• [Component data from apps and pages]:
********
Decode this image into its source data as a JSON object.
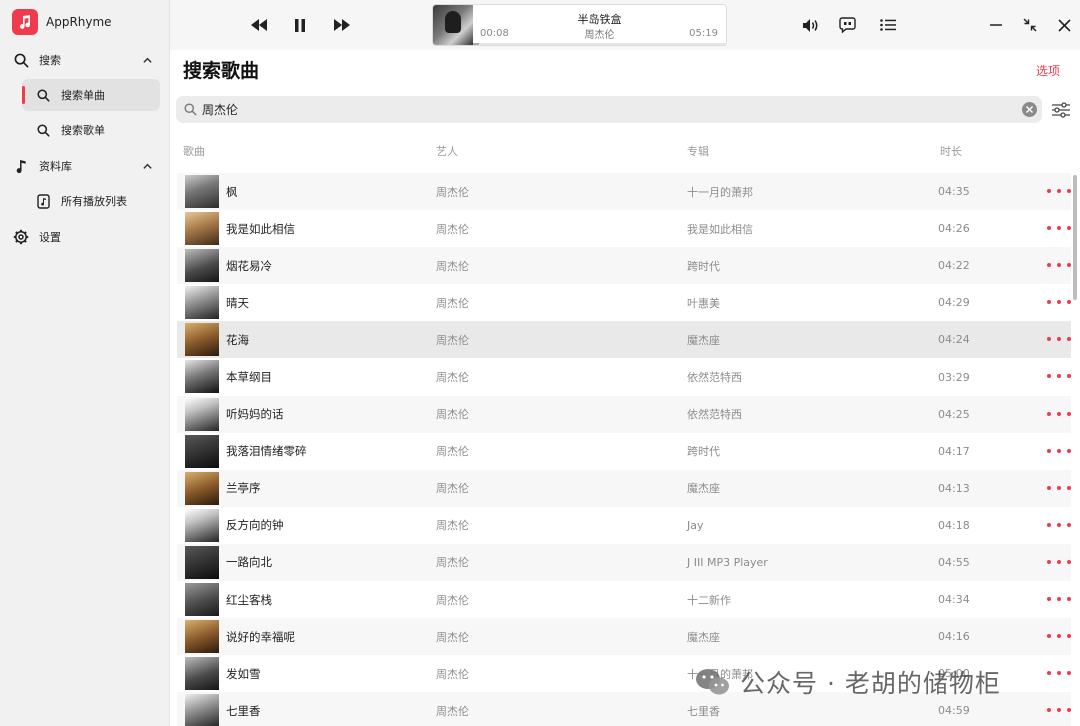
{
  "app": {
    "name": "AppRhyme"
  },
  "sidebar": {
    "items": [
      {
        "label": "搜索"
      },
      {
        "label": "搜索单曲"
      },
      {
        "label": "搜索歌单"
      },
      {
        "label": "资料库"
      },
      {
        "label": "所有播放列表"
      },
      {
        "label": "设置"
      }
    ]
  },
  "player": {
    "title": "半岛铁盒",
    "artist": "周杰伦",
    "current_time": "00:08",
    "duration": "05:19",
    "progress_fraction": 0.025
  },
  "main": {
    "title": "搜索歌曲",
    "options_label": "选项",
    "search": {
      "value": "周杰伦"
    },
    "columns": {
      "song": "歌曲",
      "artist": "艺人",
      "album": "专辑",
      "duration": "时长"
    },
    "rows": [
      {
        "title": "枫",
        "artist": "周杰伦",
        "album": "十一月的萧邦",
        "duration": "04:35"
      },
      {
        "title": "我是如此相信",
        "artist": "周杰伦",
        "album": "我是如此相信",
        "duration": "04:26"
      },
      {
        "title": "烟花易冷",
        "artist": "周杰伦",
        "album": "跨时代",
        "duration": "04:22"
      },
      {
        "title": "晴天",
        "artist": "周杰伦",
        "album": "叶惠美",
        "duration": "04:29"
      },
      {
        "title": "花海",
        "artist": "周杰伦",
        "album": "魔杰座",
        "duration": "04:24"
      },
      {
        "title": "本草纲目",
        "artist": "周杰伦",
        "album": "依然范特西",
        "duration": "03:29"
      },
      {
        "title": "听妈妈的话",
        "artist": "周杰伦",
        "album": "依然范特西",
        "duration": "04:25"
      },
      {
        "title": "我落泪情绪零碎",
        "artist": "周杰伦",
        "album": "跨时代",
        "duration": "04:17"
      },
      {
        "title": "兰亭序",
        "artist": "周杰伦",
        "album": "魔杰座",
        "duration": "04:13"
      },
      {
        "title": "反方向的钟",
        "artist": "周杰伦",
        "album": "Jay",
        "duration": "04:18"
      },
      {
        "title": "一路向北",
        "artist": "周杰伦",
        "album": "J III MP3 Player",
        "duration": "04:55"
      },
      {
        "title": "红尘客栈",
        "artist": "周杰伦",
        "album": "十二新作",
        "duration": "04:34"
      },
      {
        "title": "说好的幸福呢",
        "artist": "周杰伦",
        "album": "魔杰座",
        "duration": "04:16"
      },
      {
        "title": "发如雪",
        "artist": "周杰伦",
        "album": "十一月的萧邦",
        "duration": "05:00"
      },
      {
        "title": "七里香",
        "artist": "周杰伦",
        "album": "七里香",
        "duration": "04:59"
      }
    ]
  },
  "watermark": {
    "text": "公众号 · 老胡的储物柜"
  },
  "colors": {
    "accent": "#ef3b4c",
    "sidebar_bg": "#f1f1f1"
  }
}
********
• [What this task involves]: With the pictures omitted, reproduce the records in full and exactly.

• [Answer for the task]:
Decode this image into its source data as a JSON object.
{
  "app": {
    "name": "AppRhyme"
  },
  "sidebar": {
    "items": [
      {
        "label": "搜索"
      },
      {
        "label": "搜索单曲"
      },
      {
        "label": "搜索歌单"
      },
      {
        "label": "资料库"
      },
      {
        "label": "所有播放列表"
      },
      {
        "label": "设置"
      }
    ]
  },
  "player": {
    "title": "半岛铁盒",
    "artist": "周杰伦",
    "current_time": "00:08",
    "duration": "05:19",
    "progress_fraction": 0.025
  },
  "main": {
    "title": "搜索歌曲",
    "options_label": "选项",
    "search": {
      "value": "周杰伦"
    },
    "columns": {
      "song": "歌曲",
      "artist": "艺人",
      "album": "专辑",
      "duration": "时长"
    },
    "rows": [
      {
        "title": "枫",
        "artist": "周杰伦",
        "album": "十一月的萧邦",
        "duration": "04:35"
      },
      {
        "title": "我是如此相信",
        "artist": "周杰伦",
        "album": "我是如此相信",
        "duration": "04:26"
      },
      {
        "title": "烟花易冷",
        "artist": "周杰伦",
        "album": "跨时代",
        "duration": "04:22"
      },
      {
        "title": "晴天",
        "artist": "周杰伦",
        "album": "叶惠美",
        "duration": "04:29"
      },
      {
        "title": "花海",
        "artist": "周杰伦",
        "album": "魔杰座",
        "duration": "04:24"
      },
      {
        "title": "本草纲目",
        "artist": "周杰伦",
        "album": "依然范特西",
        "duration": "03:29"
      },
      {
        "title": "听妈妈的话",
        "artist": "周杰伦",
        "album": "依然范特西",
        "duration": "04:25"
      },
      {
        "title": "我落泪情绪零碎",
        "artist": "周杰伦",
        "album": "跨时代",
        "duration": "04:17"
      },
      {
        "title": "兰亭序",
        "artist": "周杰伦",
        "album": "魔杰座",
        "duration": "04:13"
      },
      {
        "title": "反方向的钟",
        "artist": "周杰伦",
        "album": "Jay",
        "duration": "04:18"
      },
      {
        "title": "一路向北",
        "artist": "周杰伦",
        "album": "J III MP3 Player",
        "duration": "04:55"
      },
      {
        "title": "红尘客栈",
        "artist": "周杰伦",
        "album": "十二新作",
        "duration": "04:34"
      },
      {
        "title": "说好的幸福呢",
        "artist": "周杰伦",
        "album": "魔杰座",
        "duration": "04:16"
      },
      {
        "title": "发如雪",
        "artist": "周杰伦",
        "album": "十一月的萧邦",
        "duration": "05:00"
      },
      {
        "title": "七里香",
        "artist": "周杰伦",
        "album": "七里香",
        "duration": "04:59"
      }
    ]
  },
  "watermark": {
    "text": "公众号 · 老胡的储物柜"
  },
  "colors": {
    "accent": "#ef3b4c",
    "sidebar_bg": "#f1f1f1"
  }
}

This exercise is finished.